When does the Persian year begin?

The Persian year starts at vernal equinox. If the astronomical vernal equinox falls before noon (Tehran true time) on a particular day, then that day is the first day of the year. If the astronomical vernal equinox falls after noon, the following day is the first day of the year.

How does one count years?

As in the Islamic calendar, years are counted since Mohammed’s emigration to Medina in AD 622. At vernal equinox of that year, AP 1 started (AP = Anno Persico/Anno Persarum = Persian year).

Note that contrary to the Islamic calendar, the Persian calendar counts solar years. In the year AD 2011 we have therefore witnessed the start of Persian year 1390, but the start of Islamic year 1432.

What years are leap years?

Since the Persian year is defined by the astronomical vernal equinox, the answer is simply: Leap years are years in which there are 366 days between two Persian new year’s days.

However, basing the Persian calendar purely on an astronomical observation of the vernal equinox is rejected by many, and a few mathematical rules for determining the length of the year have been suggested.

The most popular (and complex) of these is probably the following:

The calendar is divided into periods of 2820 years. These periods are then divided into 88 cycles whose lengths follow this pattern:

29, 33, 33, 33, 29, 33, 33, 33, 29, 33, 33, 33, ...

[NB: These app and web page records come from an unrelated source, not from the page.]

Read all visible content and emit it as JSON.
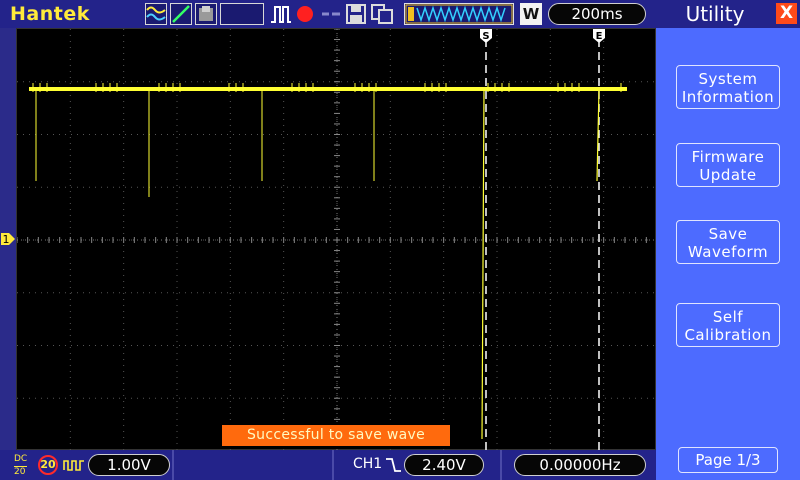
{
  "topbar": {
    "brand": "Hantek",
    "icons": [
      "waveform-mode-icon",
      "slope-icon",
      "persist-icon",
      "pulse-icon",
      "record-icon",
      "cursor-icon",
      "save-icon",
      "storage-icon",
      "memory-waveform-icon"
    ],
    "window_button": "W",
    "timebase": "200ms"
  },
  "screen": {
    "cursor_s_label": "S",
    "cursor_e_label": "E",
    "channel_marker": "1",
    "trace_color": "#ffff33",
    "toast": "Successful to save wave"
  },
  "bottombar": {
    "coupling_top": "DC",
    "coupling_bottom": "20",
    "bandwidth_limit": "20",
    "ch1_scale": "1.00V",
    "trigger_channel": "CH1",
    "trigger_level": "2.40V",
    "frequency": "0.00000Hz"
  },
  "panel": {
    "title": "Utility",
    "close_label": "X",
    "buttons": [
      {
        "line1": "System",
        "line2": "Information"
      },
      {
        "line1": "Firmware",
        "line2": "Update"
      },
      {
        "line1": "Save",
        "line2": "Waveform"
      },
      {
        "line1": "Self",
        "line2": "Calibration"
      }
    ],
    "page": "Page 1/3"
  }
}
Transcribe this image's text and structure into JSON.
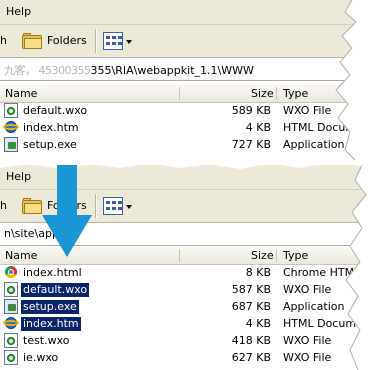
{
  "top": {
    "menu": {
      "help": "Help"
    },
    "toolbar": {
      "search_partial": "h",
      "folders_label": "Folders"
    },
    "address": {
      "blurred_prefix": "九客， 45300355",
      "path": "355\\RIA\\webappkit_1.1\\WWW"
    },
    "columns": {
      "name": "Name",
      "size": "Size",
      "type": "Type"
    },
    "files": [
      {
        "name": "default.wxo",
        "size": "589 KB",
        "type": "WXO File",
        "icon": "wxo-file-icon"
      },
      {
        "name": "index.htm",
        "size": "4 KB",
        "type": "HTML Documen",
        "icon": "ie-icon"
      },
      {
        "name": "setup.exe",
        "size": "727 KB",
        "type": "Application",
        "icon": "exe-icon"
      }
    ]
  },
  "bottom": {
    "menu": {
      "help": "Help"
    },
    "toolbar": {
      "search_partial": "h",
      "folders_label": "Folders"
    },
    "address": {
      "path": "n\\site\\app"
    },
    "columns": {
      "name": "Name",
      "size": "Size",
      "type": "Type"
    },
    "files": [
      {
        "name": "index.html",
        "size": "8 KB",
        "type": "Chrome HTML",
        "icon": "chrome-icon",
        "selected": false
      },
      {
        "name": "default.wxo",
        "size": "587 KB",
        "type": "WXO File",
        "icon": "wxo-file-icon",
        "selected": true
      },
      {
        "name": "setup.exe",
        "size": "687 KB",
        "type": "Application",
        "icon": "exe-icon",
        "selected": true
      },
      {
        "name": "index.htm",
        "size": "4 KB",
        "type": "HTML Document",
        "icon": "ie-icon",
        "selected": true
      },
      {
        "name": "test.wxo",
        "size": "418 KB",
        "type": "WXO File",
        "icon": "wxo-file-icon",
        "selected": false
      },
      {
        "name": "ie.wxo",
        "size": "627 KB",
        "type": "WXO File",
        "icon": "wxo-file-icon",
        "selected": false
      }
    ]
  },
  "colors": {
    "selection": "#0a246a",
    "arrow": "#1a96d4",
    "chrome": "#ece9d8"
  },
  "decor": {
    "transition_arrow": "down-arrow-icon"
  }
}
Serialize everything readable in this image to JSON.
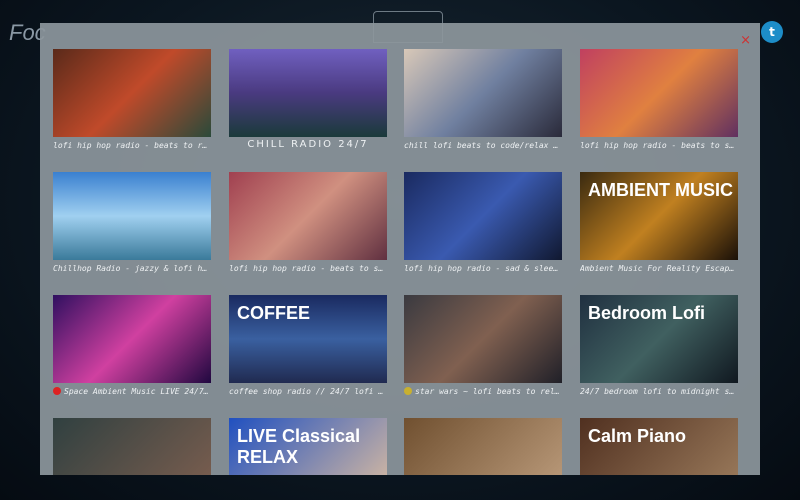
{
  "header": {
    "brand": "Foc",
    "close_label": "×",
    "twitter_icon": "twitter-icon"
  },
  "videos": [
    {
      "title": "lofi hip hop radio - beats to re…",
      "bg": "linear-gradient(135deg,#5a2a1a,#c04a2a 50%,#2a4a3a)"
    },
    {
      "title": "CHILL RADIO 24/7",
      "bg": "linear-gradient(180deg,#7060c0,#4a3a80 50%,#1a3a3a)"
    },
    {
      "title": "chill lofi beats to code/relax to",
      "bg": "linear-gradient(135deg,#d8c8b8,#7080a0 50%,#2a2a3a)"
    },
    {
      "title": "lofi hip hop radio - beats to sl…",
      "bg": "linear-gradient(135deg,#c04060,#e08040 50%,#603060)"
    },
    {
      "title": "Chillhop Radio - jazzy & lofi hi…",
      "bg": "linear-gradient(180deg,#3a80d0,#a0d0f0 50%,#3a7a9a)"
    },
    {
      "title": "lofi hip hop radio - beats to st…",
      "bg": "linear-gradient(135deg,#a04050,#d09080 50%,#603040)"
    },
    {
      "title": "lofi hip hop radio - sad & sleep…",
      "bg": "linear-gradient(135deg,#1a2a60,#3a5ab0 50%,#101830)"
    },
    {
      "title": "Ambient Music For Reality Escape…",
      "bg": "linear-gradient(135deg,#3a2a10,#c08020 50%,#1a1008)",
      "overlay": "AMBIENT MUSIC"
    },
    {
      "title": "Space Ambient Music LIVE 24/7…",
      "bg": "linear-gradient(135deg,#301060,#d040a0 50%,#200840)",
      "live": true
    },
    {
      "title": "coffee shop radio // 24/7 lofi h…",
      "bg": "linear-gradient(180deg,#1a2a60,#3a60a0 50%,#202a50)",
      "overlay": "COFFEE"
    },
    {
      "title": "star wars ~ lofi beats to rel…",
      "bg": "linear-gradient(135deg,#3a3a40,#806050 50%,#202028)",
      "badge": true
    },
    {
      "title": "24/7 bedroom lofi to midnight sl…",
      "bg": "linear-gradient(135deg,#203040,#406060 50%,#101820)",
      "overlay": "Bedroom Lofi"
    },
    {
      "title": "",
      "bg": "linear-gradient(135deg,#304040,#806050)"
    },
    {
      "title": "",
      "bg": "linear-gradient(135deg,#2050c0,#e0c0a0)",
      "overlay": "LIVE Classical RELAX"
    },
    {
      "title": "",
      "bg": "linear-gradient(135deg,#705030,#c0a080)"
    },
    {
      "title": "",
      "bg": "linear-gradient(135deg,#503020,#a08060)",
      "overlay": "Calm Piano"
    }
  ]
}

This gives 2816 years. The total of 2820 years is achieved by extending the last cycle by 4 years (for a total of 37 years).

If you number the years within each cycle starting with 0, then leap years are the years that are divisible by 4, except that the year 0 is not a leap year.

So within, say, a 29 year cycle, this is the leap year pattern:

Year Type Year Type Year Type Year Type
0 Ordinary 8 Leap 16 Leap 24 Leap
1 Ordinary 9 Ordinary 17 Ordinary 25 Ordinary
2 Ordinary 10 Ordinary 18 Ordinary 26 Ordinary
3 Ordinary 11 Ordinary 19 Ordinary 27 Ordinary
4 Leap 12 Leap 20 Leap 28 Leap
5 Ordinary 13 Ordinary 21 Ordinary
6 Ordinary 14 Ordinary 22 Ordinary
7 Ordinary 15 Ordinary 23 Ordinary

This gives a total of 683 leap years every 2820 years, which corresponds to an average year length of 365 683/2820 = 365.24220 days. This is a better approximation to the tropical year than the 365.2425 days of the Gregorian calendar.

The current 2820 year period started in the year AP 475 (AD 1096).

This “mathematical” calendar currently coincides closely with the purely astronomical calendar. In the years between AP 1244 and 1531 (AD 1865 and 2152) a discrepancy of one day is seen twice, namely in AP 1404 and 1437 (starting at vernal equinox of AD 2025 and 2058). However, outside this period, discrepancies are more frequent.